Friday, August 20, 2010

Fancy That!

There are three little things I hope to accomplish from this page o’ mine.
1) I’m thinking this spotlight will motivate me to do things. That’s all. Don’t get your hopes up. My ideas of ‘things’ are pretty tame. There will be no visuals of me bungee jumping at this juncture. 2) Perhaps having an outlet for happiness and aggravation will be beneficial for all my friends who have to otherwise deal with me the hard way (all have high hopes of this but again, don’t commit to freedom). 3) If you can take a glance and navigate away slightly amused, well, that’s better than online banking.

Below is a visual invitation into my world and the design world at large. I keep up on design blogs like nobody’s business, and it affords me some pretty great oohing and ahhing and many, many laughs. Over time, you begin to see trends that really do touch not only all areas of the country, but all areas of the world. Here are some items that are REALLY in vogue right now.

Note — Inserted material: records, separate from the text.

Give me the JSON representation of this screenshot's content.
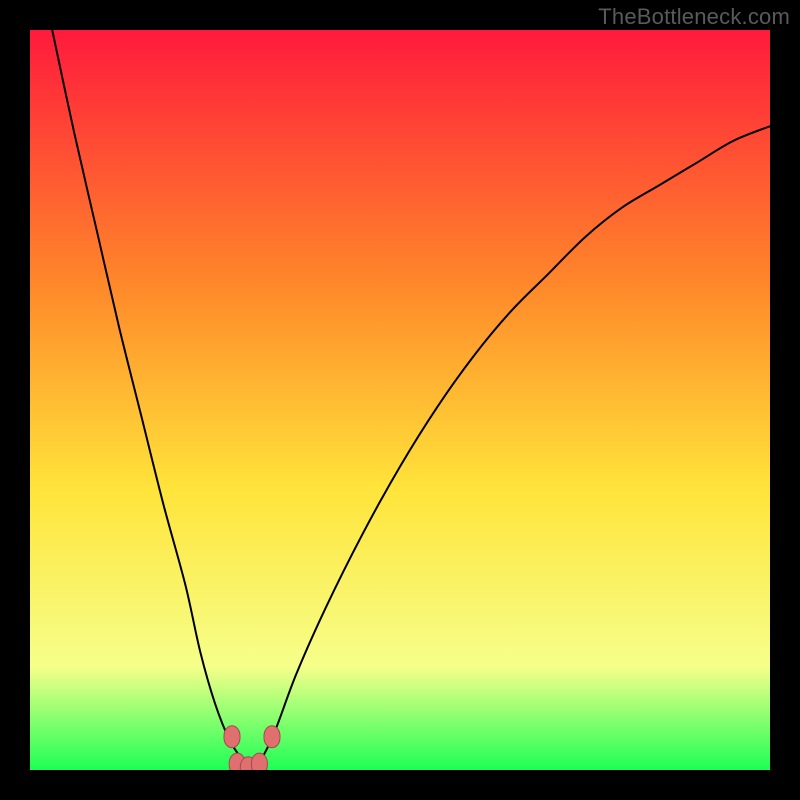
{
  "watermark": "TheBottleneck.com",
  "colors": {
    "page_bg": "#000000",
    "gradient_top": "#ff1a3c",
    "gradient_mid1": "#ff8a2a",
    "gradient_mid2": "#ffe43a",
    "gradient_mid3": "#f6ff8a",
    "gradient_bottom": "#1cff55",
    "curve": "#000000",
    "marker_fill": "#e07070",
    "marker_stroke": "#a14a4a"
  },
  "chart_data": {
    "type": "line",
    "title": "",
    "xlabel": "",
    "ylabel": "",
    "xlim": [
      0,
      100
    ],
    "ylim": [
      0,
      100
    ],
    "grid": false,
    "background": "red-yellow-green vertical gradient",
    "series": [
      {
        "name": "bottleneck-curve",
        "x": [
          3,
          6,
          9,
          12,
          15,
          18,
          21,
          23,
          25,
          27,
          29,
          30,
          31,
          33,
          36,
          40,
          45,
          50,
          55,
          60,
          65,
          70,
          75,
          80,
          85,
          90,
          95,
          100
        ],
        "values": [
          100,
          86,
          73,
          60,
          48,
          36,
          25,
          16,
          9,
          4,
          1,
          0,
          1,
          5,
          13,
          22,
          32,
          41,
          49,
          56,
          62,
          67,
          72,
          76,
          79,
          82,
          85,
          87
        ]
      }
    ],
    "markers": [
      {
        "x": 27.3,
        "y": 4.5
      },
      {
        "x": 28.0,
        "y": 0.8
      },
      {
        "x": 29.5,
        "y": 0.3
      },
      {
        "x": 31.0,
        "y": 0.8
      },
      {
        "x": 32.7,
        "y": 4.5
      }
    ],
    "legend": false
  }
}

Food-wise, you can’t hit a colorful blog without seeing these little suckers. I’m thinking I’ll make my own batch one day to further unite myself to the ‘in crowd.’


“+{] Keep Calm and Cary On“

Here’s something that I thought was cool WAY before it was, so just keep that in mind.
Hannah’s History Hints:
During WWII, several posters were designed, though not printed, to promote morale in the British Isles. Two that were printed, and are more commonly known, read, “Your courage, your cheerfulness, your resolution will bring us victory” and “Freedom is in Peril.” The image you see (left) was designed in case of invasion of Britain by Germany. Didn’t happen. Poster – dismissed. UNTIL, one day, it was picked up by the most unlikely collector imaginable. A bookseller. For a few prints had been made (though were never seen by the public) and one managed to escape the massive pulp fest at the end of the war. Today, it’s in every home magazine or modern blog, either represented in its original color (red) or in a myriad of others. It has also attracted many parodies as of late (below).


  1. *Thank* you for the history lesson. I love this kind of stuff, but (raising hand) pulp fest? What mean you by this?

  2. Not to worry - this is not more historic trivia, rather a phrase meant to describe all the destruction of propaganda papers after the war via paper pulp :)

  3. Aaaah, I thought perhaps destruction had something to do with it, but I couldn't find that anywhere. Thank you, ma'am.